(Data about app and page elements)
------------------------

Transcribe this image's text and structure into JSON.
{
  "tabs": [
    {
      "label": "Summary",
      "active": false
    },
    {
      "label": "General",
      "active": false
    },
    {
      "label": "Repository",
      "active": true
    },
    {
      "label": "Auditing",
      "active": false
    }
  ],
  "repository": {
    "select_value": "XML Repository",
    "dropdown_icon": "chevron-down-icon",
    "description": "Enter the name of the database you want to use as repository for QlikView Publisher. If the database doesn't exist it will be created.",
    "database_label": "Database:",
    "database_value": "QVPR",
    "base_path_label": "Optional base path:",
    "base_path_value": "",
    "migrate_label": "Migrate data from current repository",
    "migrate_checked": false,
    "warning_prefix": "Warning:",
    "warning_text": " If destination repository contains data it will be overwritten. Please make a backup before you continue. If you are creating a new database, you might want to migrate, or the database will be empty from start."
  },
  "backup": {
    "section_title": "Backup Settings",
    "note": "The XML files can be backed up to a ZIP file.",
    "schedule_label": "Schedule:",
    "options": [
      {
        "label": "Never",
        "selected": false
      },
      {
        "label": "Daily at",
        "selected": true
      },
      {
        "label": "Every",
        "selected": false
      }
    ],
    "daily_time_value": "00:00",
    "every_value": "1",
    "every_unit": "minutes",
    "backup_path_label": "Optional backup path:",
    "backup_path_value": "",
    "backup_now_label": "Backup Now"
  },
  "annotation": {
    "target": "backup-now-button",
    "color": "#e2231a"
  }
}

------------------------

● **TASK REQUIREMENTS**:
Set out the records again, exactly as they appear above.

● **WRITTEN REPLY**:
Transcribe this image's text and structure into JSON.
{
  "tabs": [
    {
      "label": "Summary",
      "active": false
    },
    {
      "label": "General",
      "active": false
    },
    {
      "label": "Repository",
      "active": true
    },
    {
      "label": "Auditing",
      "active": false
    }
  ],
  "repository": {
    "select_value": "XML Repository",
    "dropdown_icon": "chevron-down-icon",
    "description": "Enter the name of the database you want to use as repository for QlikView Publisher. If the database doesn't exist it will be created.",
    "database_label": "Database:",
    "database_value": "QVPR",
    "base_path_label": "Optional base path:",
    "base_path_value": "",
    "migrate_label": "Migrate data from current repository",
    "migrate_checked": false,
    "warning_prefix": "Warning:",
    "warning_text": " If destination repository contains data it will be overwritten. Please make a backup before you continue. If you are creating a new database, you might want to migrate, or the database will be empty from start."
  },
  "backup": {
    "section_title": "Backup Settings",
    "note": "The XML files can be backed up to a ZIP file.",
    "schedule_label": "Schedule:",
    "options": [
      {
        "label": "Never",
        "selected": false
      },
      {
        "label": "Daily at",
        "selected": true
      },
      {
        "label": "Every",
        "selected": false
      }
    ],
    "daily_time_value": "00:00",
    "every_value": "1",
    "every_unit": "minutes",
    "backup_path_label": "Optional backup path:",
    "backup_path_value": "",
    "backup_now_label": "Backup Now"
  },
  "annotation": {
    "target": "backup-now-button",
    "color": "#e2231a"
  }
}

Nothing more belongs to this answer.